Stored data
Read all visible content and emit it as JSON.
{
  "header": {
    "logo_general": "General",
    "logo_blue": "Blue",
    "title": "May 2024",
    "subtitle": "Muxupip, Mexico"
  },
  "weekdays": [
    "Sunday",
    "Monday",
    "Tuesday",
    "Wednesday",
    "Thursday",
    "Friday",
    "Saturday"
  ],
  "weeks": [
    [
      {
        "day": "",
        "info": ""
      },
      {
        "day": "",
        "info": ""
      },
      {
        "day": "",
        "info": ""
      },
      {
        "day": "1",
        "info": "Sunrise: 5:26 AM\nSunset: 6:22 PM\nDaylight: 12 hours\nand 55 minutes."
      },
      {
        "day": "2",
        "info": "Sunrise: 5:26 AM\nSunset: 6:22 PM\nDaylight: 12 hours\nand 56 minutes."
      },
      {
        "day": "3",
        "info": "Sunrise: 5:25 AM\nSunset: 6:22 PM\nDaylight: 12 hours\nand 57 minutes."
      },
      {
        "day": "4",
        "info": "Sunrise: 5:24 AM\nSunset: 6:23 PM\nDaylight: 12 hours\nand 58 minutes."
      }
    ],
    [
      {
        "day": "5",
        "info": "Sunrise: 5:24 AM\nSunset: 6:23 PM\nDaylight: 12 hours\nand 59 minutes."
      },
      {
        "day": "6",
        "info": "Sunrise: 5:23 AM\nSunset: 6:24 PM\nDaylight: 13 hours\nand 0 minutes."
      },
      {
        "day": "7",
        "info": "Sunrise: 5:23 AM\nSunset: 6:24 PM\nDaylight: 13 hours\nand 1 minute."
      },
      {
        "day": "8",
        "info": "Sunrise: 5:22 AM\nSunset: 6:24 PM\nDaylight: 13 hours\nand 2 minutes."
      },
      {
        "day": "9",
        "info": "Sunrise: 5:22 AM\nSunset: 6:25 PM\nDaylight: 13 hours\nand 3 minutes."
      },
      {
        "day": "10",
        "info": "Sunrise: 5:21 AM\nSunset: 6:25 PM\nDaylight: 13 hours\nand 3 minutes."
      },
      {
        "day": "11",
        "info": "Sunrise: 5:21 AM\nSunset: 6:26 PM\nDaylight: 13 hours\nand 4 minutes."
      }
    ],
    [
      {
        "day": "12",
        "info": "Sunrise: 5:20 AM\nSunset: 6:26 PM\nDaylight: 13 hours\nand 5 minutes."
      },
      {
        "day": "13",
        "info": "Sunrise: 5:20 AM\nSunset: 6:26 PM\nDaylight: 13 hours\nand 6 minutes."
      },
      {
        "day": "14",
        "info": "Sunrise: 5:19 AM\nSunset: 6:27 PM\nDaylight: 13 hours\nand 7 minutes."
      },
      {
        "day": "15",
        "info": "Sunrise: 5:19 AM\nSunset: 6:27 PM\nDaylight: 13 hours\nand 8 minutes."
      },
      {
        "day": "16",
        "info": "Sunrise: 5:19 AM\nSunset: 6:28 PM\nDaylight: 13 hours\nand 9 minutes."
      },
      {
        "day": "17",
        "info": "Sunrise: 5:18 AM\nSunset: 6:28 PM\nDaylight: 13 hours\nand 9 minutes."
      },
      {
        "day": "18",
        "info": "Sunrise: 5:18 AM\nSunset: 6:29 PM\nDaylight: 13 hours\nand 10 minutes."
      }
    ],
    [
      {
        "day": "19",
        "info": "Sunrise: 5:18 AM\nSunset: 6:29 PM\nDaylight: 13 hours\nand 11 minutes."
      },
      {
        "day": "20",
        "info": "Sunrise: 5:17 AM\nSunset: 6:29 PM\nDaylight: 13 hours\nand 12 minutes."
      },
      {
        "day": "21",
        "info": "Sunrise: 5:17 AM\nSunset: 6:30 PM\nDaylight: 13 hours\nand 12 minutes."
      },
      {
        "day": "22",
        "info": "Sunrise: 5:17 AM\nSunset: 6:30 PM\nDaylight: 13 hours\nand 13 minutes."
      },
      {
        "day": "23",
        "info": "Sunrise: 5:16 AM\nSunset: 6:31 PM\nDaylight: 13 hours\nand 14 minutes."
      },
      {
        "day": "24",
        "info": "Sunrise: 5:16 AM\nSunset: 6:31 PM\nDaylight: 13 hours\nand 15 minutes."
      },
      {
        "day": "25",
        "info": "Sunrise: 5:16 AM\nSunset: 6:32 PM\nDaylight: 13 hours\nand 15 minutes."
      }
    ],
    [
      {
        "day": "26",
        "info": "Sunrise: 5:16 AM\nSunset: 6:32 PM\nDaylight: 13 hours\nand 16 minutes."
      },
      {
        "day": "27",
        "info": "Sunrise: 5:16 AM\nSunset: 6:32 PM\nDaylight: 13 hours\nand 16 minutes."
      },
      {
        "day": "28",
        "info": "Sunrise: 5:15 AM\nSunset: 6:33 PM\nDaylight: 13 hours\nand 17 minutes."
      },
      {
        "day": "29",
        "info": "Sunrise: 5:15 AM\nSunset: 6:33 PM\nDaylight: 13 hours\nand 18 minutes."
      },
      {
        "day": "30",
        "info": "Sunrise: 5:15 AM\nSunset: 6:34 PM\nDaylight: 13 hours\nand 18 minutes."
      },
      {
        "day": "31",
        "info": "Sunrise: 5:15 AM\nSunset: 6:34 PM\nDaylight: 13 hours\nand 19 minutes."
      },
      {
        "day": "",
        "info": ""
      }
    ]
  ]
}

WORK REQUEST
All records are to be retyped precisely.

RESPONSE TO THIS EXERCISE
Read all visible content and emit it as JSON.
{
  "header": {
    "logo_general": "General",
    "logo_blue": "Blue",
    "title": "May 2024",
    "subtitle": "Muxupip, Mexico"
  },
  "weekdays": [
    "Sunday",
    "Monday",
    "Tuesday",
    "Wednesday",
    "Thursday",
    "Friday",
    "Saturday"
  ],
  "weeks": [
    [
      {
        "day": "",
        "info": ""
      },
      {
        "day": "",
        "info": ""
      },
      {
        "day": "",
        "info": ""
      },
      {
        "day": "1",
        "info": "Sunrise: 5:26 AM\nSunset: 6:22 PM\nDaylight: 12 hours\nand 55 minutes."
      },
      {
        "day": "2",
        "info": "Sunrise: 5:26 AM\nSunset: 6:22 PM\nDaylight: 12 hours\nand 56 minutes."
      },
      {
        "day": "3",
        "info": "Sunrise: 5:25 AM\nSunset: 6:22 PM\nDaylight: 12 hours\nand 57 minutes."
      },
      {
        "day": "4",
        "info": "Sunrise: 5:24 AM\nSunset: 6:23 PM\nDaylight: 12 hours\nand 58 minutes."
      }
    ],
    [
      {
        "day": "5",
        "info": "Sunrise: 5:24 AM\nSunset: 6:23 PM\nDaylight: 12 hours\nand 59 minutes."
      },
      {
        "day": "6",
        "info": "Sunrise: 5:23 AM\nSunset: 6:24 PM\nDaylight: 13 hours\nand 0 minutes."
      },
      {
        "day": "7",
        "info": "Sunrise: 5:23 AM\nSunset: 6:24 PM\nDaylight: 13 hours\nand 1 minute."
      },
      {
        "day": "8",
        "info": "Sunrise: 5:22 AM\nSunset: 6:24 PM\nDaylight: 13 hours\nand 2 minutes."
      },
      {
        "day": "9",
        "info": "Sunrise: 5:22 AM\nSunset: 6:25 PM\nDaylight: 13 hours\nand 3 minutes."
      },
      {
        "day": "10",
        "info": "Sunrise: 5:21 AM\nSunset: 6:25 PM\nDaylight: 13 hours\nand 3 minutes."
      },
      {
        "day": "11",
        "info": "Sunrise: 5:21 AM\nSunset: 6:26 PM\nDaylight: 13 hours\nand 4 minutes."
      }
    ],
    [
      {
        "day": "12",
        "info": "Sunrise: 5:20 AM\nSunset: 6:26 PM\nDaylight: 13 hours\nand 5 minutes."
      },
      {
        "day": "13",
        "info": "Sunrise: 5:20 AM\nSunset: 6:26 PM\nDaylight: 13 hours\nand 6 minutes."
      },
      {
        "day": "14",
        "info": "Sunrise: 5:19 AM\nSunset: 6:27 PM\nDaylight: 13 hours\nand 7 minutes."
      },
      {
        "day": "15",
        "info": "Sunrise: 5:19 AM\nSunset: 6:27 PM\nDaylight: 13 hours\nand 8 minutes."
      },
      {
        "day": "16",
        "info": "Sunrise: 5:19 AM\nSunset: 6:28 PM\nDaylight: 13 hours\nand 9 minutes."
      },
      {
        "day": "17",
        "info": "Sunrise: 5:18 AM\nSunset: 6:28 PM\nDaylight: 13 hours\nand 9 minutes."
      },
      {
        "day": "18",
        "info": "Sunrise: 5:18 AM\nSunset: 6:29 PM\nDaylight: 13 hours\nand 10 minutes."
      }
    ],
    [
      {
        "day": "19",
        "info": "Sunrise: 5:18 AM\nSunset: 6:29 PM\nDaylight: 13 hours\nand 11 minutes."
      },
      {
        "day": "20",
        "info": "Sunrise: 5:17 AM\nSunset: 6:29 PM\nDaylight: 13 hours\nand 12 minutes."
      },
      {
        "day": "21",
        "info": "Sunrise: 5:17 AM\nSunset: 6:30 PM\nDaylight: 13 hours\nand 12 minutes."
      },
      {
        "day": "22",
        "info": "Sunrise: 5:17 AM\nSunset: 6:30 PM\nDaylight: 13 hours\nand 13 minutes."
      },
      {
        "day": "23",
        "info": "Sunrise: 5:16 AM\nSunset: 6:31 PM\nDaylight: 13 hours\nand 14 minutes."
      },
      {
        "day": "24",
        "info": "Sunrise: 5:16 AM\nSunset: 6:31 PM\nDaylight: 13 hours\nand 15 minutes."
      },
      {
        "day": "25",
        "info": "Sunrise: 5:16 AM\nSunset: 6:32 PM\nDaylight: 13 hours\nand 15 minutes."
      }
    ],
    [
      {
        "day": "26",
        "info": "Sunrise: 5:16 AM\nSunset: 6:32 PM\nDaylight: 13 hours\nand 16 minutes."
      },
      {
        "day": "27",
        "info": "Sunrise: 5:16 AM\nSunset: 6:32 PM\nDaylight: 13 hours\nand 16 minutes."
      },
      {
        "day": "28",
        "info": "Sunrise: 5:15 AM\nSunset: 6:33 PM\nDaylight: 13 hours\nand 17 minutes."
      },
      {
        "day": "29",
        "info": "Sunrise: 5:15 AM\nSunset: 6:33 PM\nDaylight: 13 hours\nand 18 minutes."
      },
      {
        "day": "30",
        "info": "Sunrise: 5:15 AM\nSunset: 6:34 PM\nDaylight: 13 hours\nand 18 minutes."
      },
      {
        "day": "31",
        "info": "Sunrise: 5:15 AM\nSunset: 6:34 PM\nDaylight: 13 hours\nand 19 minutes."
      },
      {
        "day": "",
        "info": ""
      }
    ]
  ]
}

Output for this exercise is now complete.